In 1989, it was the Lions who hit back after losing the first Test to take the series 2-1, while 12 years ago it was the Wallabies who turned the tables in Melbourne and Sydney after losing the opening Test in Brisbane.
"We know they will bounce back. They were only a kick away from winning last week so they know they have every chance of getting the Test series back," said Warburton.
"If it was one nil down the talk in our camp would be that we believed we could bring it back. The Australians being Australians, they are great competitors and there is no way they will be down and out.
"I imagine they will come out firing. As Warren said it is all or nothing for them now and we expect a huge performance from them.
"All the talk around the players this week has been about making sure we finish it this weekend. There has been no complacency, thinking that we've got a week off because there is another opportunity next week.

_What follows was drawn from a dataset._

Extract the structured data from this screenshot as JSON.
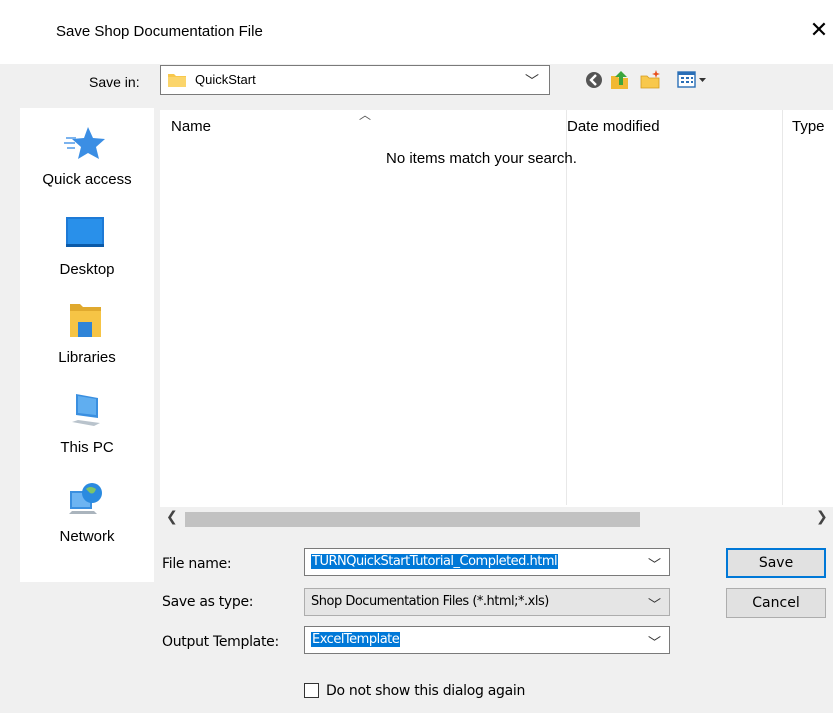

"Momentum would completely swing if Australia won. They'd be going into another home game to finish after winning a game, so we definitely want to finish it off this weekend and the players are motivated to do that."
The Lions led at half-time in the second test at the same Melbourne venue in 2001 before going on to lose the game by a record margin, 35-14. That was the first 'indoor' international played by the Lions and this weekend's game will once again be played under a closed roof.
"We played with roof closed here last year with Wales. I know it is a different occasion but I think the players will enjoy it. If you ask any of our lot whether they want the roof open or closed and they will all say closed because it helps the atmosphere," added Warburton.
"You can't blame the elements and we are all on a level playing field. The roof being closed is good for us."
Warburton led Wales to an agonising, 25-23 defeat against the Wallabies in Melbourne last year, Mike Harris kicking the winning goal a minute into injury time with the last play of the game.
Last weekend could have gone the other way had Kurtley Beale kicked the final penalty of the game and Warburton knows just how important, and finely balanced, the second Test will be.
"It will be the biggest game of my career because the potential achievement will be something that nobody has achieved for the last four tours. That's something I am really looking forward to - I love that," he added.
"It's all about knowing what you could achieve, although we know we are going to have to do something special to make sure we do that. All the players are in this squad because they perform well in the big games and they are the ones you look forward to.
"Normally you are pretty nervous in the week going into a big game like this for club or country, but this week is complete excitement and it can't come quickly enough.
"I have had nervous excitement this week. It's quite strange when you wake every day knowing that it is five days, then four and now it is down to two before the Test. The game can't come quickly enough."